Bonobos: Female Dominance in a Bi-sexual Primate Society


The bonobo, Pan paniscus, is a great ape that belongs to the same genus as the chimpanzee, Pan troglodytes. Both primates share about 98% of the same genes as humans. (De Waal 1995) Bonobos are known for engaging in bi-sexual interactions and unlike the male-dominated chimpanzees, male bonobos seem to be ruled by their female counterparts. (De Waal 1995) (Hohmann and Fruth 2000)


Sex between and within gender groups is an essential part of social dealings among bonobos. Such behaviour is relatively unheard of in the animal kingdom, where sex is driven solely by the need to reproduce. It is more similar to human behaviour. For the bonobos, sex is a way to ease tension, reconcile or form female alliances. (De Waal 1995) (Hohmann and Fruth 2000)


Female alliance

When a female bonobo reaches adolescence, she ventures out in search for another community while the males remain in the same group. Once she finds a new community, she engages in genito-genital rubbing (GG rubbing) and grooming with a few of the senior females in an attempt to create a bond. If this is reciprocated, a close bond is established and she is accepted into the community. (De Waal 1995) Also, a less dominant female will seek for same-sex genital contact more often than a more dominant female. (Hohmann and Fruth 2000) This regular sexual contact, which leads to close relations, results in an alliance among female bonobos. As a result, they are more able to fight against the independently stronger males than if they were alone. This could explain the female dominance in the community. (De Waal 1995)



The dominance of bonobo females is evident in various aspects such as feeding order and in the level of dependence males have on their mothers. When food is available, females engage in GG rubbing and proceed to feed first. The males may attempt to make charging demonstrations but the females pay no attention. (De Waal 1995) Also, male bonobos are very dependent on their mothers. Mothers support their sons even into adulthood and are relied on for protection when their sons are in conflict with other males. (Surbeck, Mundry and Hohmann 2011) (De Waal 1995) It is therefore apparent how dominant females are in the community.

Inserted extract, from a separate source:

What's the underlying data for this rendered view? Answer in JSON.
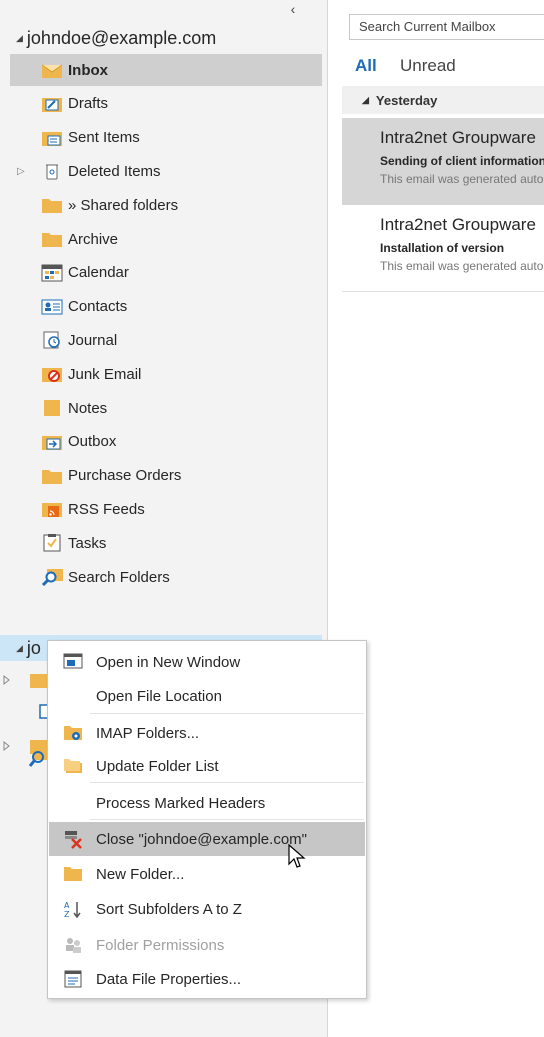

De Waal, B. M. Frans. “Bonobo Sex and Society .” Scientific American , March 1995: 59-64.

Hohmann, G., and B. Fruth. “Use and function of genital contacts among female bonobos.” Animal Behaviour 60 (July 2000): 107-120.

Surbeck, Martin, Roger Mundry, and Gottfried Hohmann. “Mothers matter! Maternal support, dominance status and mating success in male bonobos (Pan paniscus).” Proceedings of the Royal Society Biological Sciences 278 (February 2011): 590-598.

Flach, Tim. “[Animal Portraits.]” Photograph. From ABC News Network: More Than Human. (accessed April 7, 2013)